● **Instructions to follow**
When a line in the entries below contains the word "Choppy", copy that line.

● **Exercise input**
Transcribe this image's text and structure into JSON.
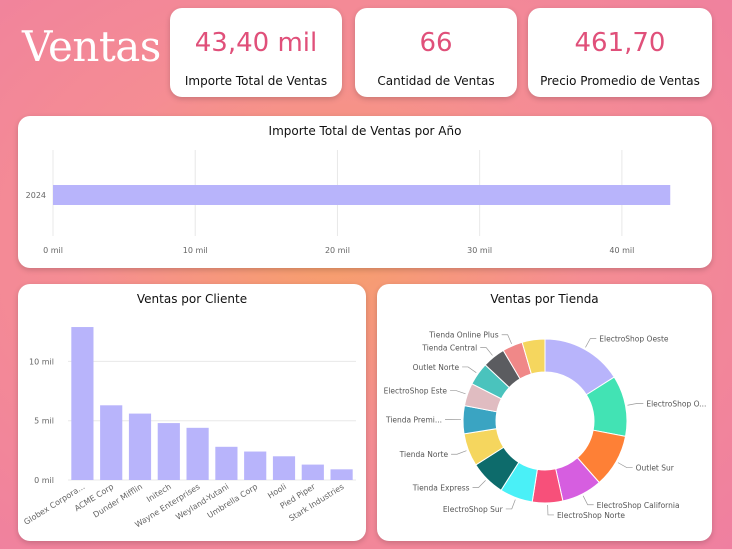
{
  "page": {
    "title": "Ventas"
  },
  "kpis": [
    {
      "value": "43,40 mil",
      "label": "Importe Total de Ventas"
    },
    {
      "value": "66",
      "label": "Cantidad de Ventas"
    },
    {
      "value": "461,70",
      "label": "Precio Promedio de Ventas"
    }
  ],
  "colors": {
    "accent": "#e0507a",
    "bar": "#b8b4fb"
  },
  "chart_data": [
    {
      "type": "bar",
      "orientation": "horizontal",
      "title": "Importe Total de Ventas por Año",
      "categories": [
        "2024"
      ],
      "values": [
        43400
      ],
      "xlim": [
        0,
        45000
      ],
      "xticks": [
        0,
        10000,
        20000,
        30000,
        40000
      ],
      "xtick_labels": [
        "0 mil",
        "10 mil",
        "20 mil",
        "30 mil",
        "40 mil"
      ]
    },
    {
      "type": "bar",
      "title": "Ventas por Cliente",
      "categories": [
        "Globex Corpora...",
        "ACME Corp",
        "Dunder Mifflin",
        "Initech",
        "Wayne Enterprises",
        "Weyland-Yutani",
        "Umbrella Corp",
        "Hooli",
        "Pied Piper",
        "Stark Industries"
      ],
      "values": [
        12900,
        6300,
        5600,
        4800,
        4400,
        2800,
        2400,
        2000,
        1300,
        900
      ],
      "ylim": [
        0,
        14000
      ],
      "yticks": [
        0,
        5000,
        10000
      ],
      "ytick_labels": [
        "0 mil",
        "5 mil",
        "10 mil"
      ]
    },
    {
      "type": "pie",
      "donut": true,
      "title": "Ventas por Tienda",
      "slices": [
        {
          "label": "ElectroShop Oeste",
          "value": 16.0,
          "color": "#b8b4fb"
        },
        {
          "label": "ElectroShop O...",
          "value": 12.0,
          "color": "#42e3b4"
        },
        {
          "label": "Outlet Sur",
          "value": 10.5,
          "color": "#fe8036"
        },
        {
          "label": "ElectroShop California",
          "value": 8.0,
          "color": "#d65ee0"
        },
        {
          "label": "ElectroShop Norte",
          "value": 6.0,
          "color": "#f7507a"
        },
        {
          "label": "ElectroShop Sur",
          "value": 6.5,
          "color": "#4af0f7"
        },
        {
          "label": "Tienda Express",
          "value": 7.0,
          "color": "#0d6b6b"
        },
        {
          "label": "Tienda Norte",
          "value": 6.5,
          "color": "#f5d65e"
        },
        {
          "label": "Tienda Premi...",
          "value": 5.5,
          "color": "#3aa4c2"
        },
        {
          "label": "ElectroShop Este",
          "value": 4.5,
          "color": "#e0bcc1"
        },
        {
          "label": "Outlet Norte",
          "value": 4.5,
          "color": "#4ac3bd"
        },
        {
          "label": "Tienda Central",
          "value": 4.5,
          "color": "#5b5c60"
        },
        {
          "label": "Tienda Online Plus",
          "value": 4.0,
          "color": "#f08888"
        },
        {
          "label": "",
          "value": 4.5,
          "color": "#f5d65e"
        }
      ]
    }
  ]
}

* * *

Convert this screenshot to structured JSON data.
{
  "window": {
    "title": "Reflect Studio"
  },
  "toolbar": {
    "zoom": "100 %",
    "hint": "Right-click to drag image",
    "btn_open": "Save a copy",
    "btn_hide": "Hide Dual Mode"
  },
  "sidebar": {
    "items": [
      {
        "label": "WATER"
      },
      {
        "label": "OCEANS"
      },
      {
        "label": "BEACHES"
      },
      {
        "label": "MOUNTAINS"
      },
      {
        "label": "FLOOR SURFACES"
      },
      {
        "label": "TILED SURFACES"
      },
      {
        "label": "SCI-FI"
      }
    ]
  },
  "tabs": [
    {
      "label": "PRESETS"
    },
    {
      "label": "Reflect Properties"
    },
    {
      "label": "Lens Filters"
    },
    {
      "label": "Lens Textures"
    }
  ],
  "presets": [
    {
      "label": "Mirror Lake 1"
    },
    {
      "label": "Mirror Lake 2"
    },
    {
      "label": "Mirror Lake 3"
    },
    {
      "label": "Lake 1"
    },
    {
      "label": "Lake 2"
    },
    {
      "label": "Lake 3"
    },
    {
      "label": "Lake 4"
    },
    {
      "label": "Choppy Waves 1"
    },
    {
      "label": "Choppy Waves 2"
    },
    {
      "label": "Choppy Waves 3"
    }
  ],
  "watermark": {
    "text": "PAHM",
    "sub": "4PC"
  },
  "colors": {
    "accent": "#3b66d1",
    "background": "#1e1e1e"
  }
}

● **Task solution**
      "label": "Choppy Waves 1"
      "label": "Choppy Waves 2"
      "label": "Choppy Waves 3"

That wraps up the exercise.